“It was crucial to Bloom’s scheme that he appease Zucker, because Bloom’s other accounting firm, DGPW [Davis, Graber, Plotzker & Ward], was at the same time withdrawing its representation as North Hills’ auditor in light of its knowledge of Bloom’s fraud. (Notwithstanding its actual knowledge of the fraud and despite its special relationship with ADF, ADI, and the Borinis, however, DGPW failed to warn plaintiffs or any of North Hills’ other investors of the fraud. Indeed, DGPW never even notified plaintiffs of their withdrawal as North Hills’ auditor; aggravating this failing, DGPW continued to prepare the Borinis’ personal tax returns through 2008 and in doing so relied upon Schedule K-1s for their North Hills investments that DGPW knew misreported the
returns of North Hills investors.) Bloom thus asked Zakarin to prepare a note that would make it appear that Bloom had legitimately borrowed the money from North Hills in the ordinary course of business.
“Zakarin knew from the outset that the proposed transaction would be improper even if the loan had been legitimate – indeed, Zakarin had sent Bloom an e-mail specifically informing him that it was not permissible for Bloom to borrow funds from North Hills for his personal use, even if the loan were documented in a note carrying a substantial interest rate. But of course, Zakarin also knew that the note would not document a legitimate loan because Bloom had already stolen the funds from North Hills that the note purportedly allowed him to borrow.
“Zakarin thus had a choice. He at least could have refused to draft for Bloom the fraudulent note that was going to help hide Bloom’s theft. He also could have advised Bloom to come clean to North Hills’ investors about his theft. He simply could have withdrawn from representing Bloom so as to extricate himself from Bloom’s ongoing fraud. But he did none of those things.
“To the contrary, Zakarin made himself complicit by drafting the demand note in an effort to conceal the fact that Bloom had stolen funds outright from North Hills. The note, signed by Bloom, purported to obligate NHM to repay the amount of money that Bloom had misappropriated from North Hills as of December 31, 2004 – a total of $13.23 million. …

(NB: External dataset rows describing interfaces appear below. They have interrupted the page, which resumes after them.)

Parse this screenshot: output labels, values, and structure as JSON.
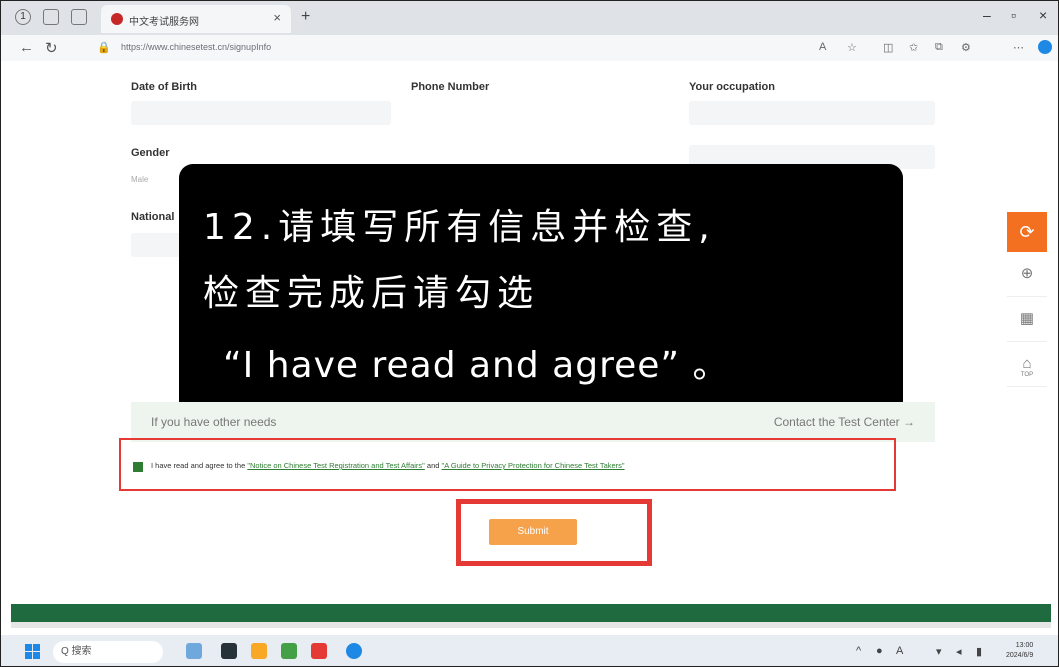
{
  "browser": {
    "tab_title": "中文考试服务网",
    "url": "https://www.chinesetest.cn/signupInfo",
    "new_tab_symbol": "+",
    "close_tab_symbol": "×",
    "win_min": "–",
    "win_max": "▫",
    "win_close": "×"
  },
  "form": {
    "date_of_birth_label": "Date of Birth",
    "phone_label": "Phone Number",
    "occupation_label": "Your occupation",
    "gender_label": "Gender",
    "gender_option": "Male",
    "nationality_label": "National"
  },
  "overlay": {
    "line1": "12.请填写所有信息并检查,",
    "line2": "检查完成后请勾选",
    "line3": "“I have read and agree” 。"
  },
  "needs": {
    "left": "If you have other needs",
    "right": "Contact the Test Center →"
  },
  "agreement": {
    "prefix": "I have read and agree to the ",
    "link1": "\"Notice on Chinese Test Registration and Test Affairs\"",
    "middle": " and ",
    "link2": "\"A Guide to Privacy Protection for Chinese Test Takers\""
  },
  "submit_label": "Submit",
  "float_menu": {
    "top_icon": "⟳",
    "item1": "⊕",
    "item2": "▦",
    "item3": "⌂",
    "item3_sub": "TOP"
  },
  "taskbar": {
    "search_text": "Q 搜索",
    "time": "13:00",
    "date": "2024/6/9"
  },
  "colors": {
    "accent": "#f37021",
    "submit": "#f6a24a",
    "highlight": "#e53935",
    "green": "#2e7d32"
  }
}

“Given that the purpose of the demand note was simply to mask Bloom’s wrongdoing – and that North Hills was not represented – it is no surprise that the note lacked any safeguards that might ensure repayment of the purported loan or that any other benefits actually accrued to North Hills. For example, the promissory note would at least theoretically have provided some legal benefit to North Hills if it had provided a due date for payment of principal and interest. It did not. Instead, the note provided that principal and interest were only payable on demand by North Hills. Of course, because Bloom controlled North Hills, Bloom (through NHM) would only have to repay North Hills if and when he demanded payment of himself. The note might also have provided a benefit to North Hills if it had been secured by, for example, some of the millions of dollars of real estate, art, or jewelry Bloom had acquired. But again, it was not. Finally, that the demand note was a pure fabrication intended to provide cover for Bloom’s fraud is evidenced by the fact that when Pryor Cashman created the note in late July 2005, the note was backdated roughly seven months, to the end of 2004. Having drafted or having directed other attorneys within Pryor Cashman to draft the demand note, Zakarin was fully aware of its deficiencies and that the note was not what it posed to be – a debt instrument prepared in the ordinary course of business.” (Citation to document omitted.)
The plaintiffs seek punitive damages for aiding and abetting fraud, and aiding and abetting breach of fiduciary duty. They are represented by Thomas Wiegand with Molo Lamken and Barry Margolis with Abrams Garfinkel Margolis Bergson.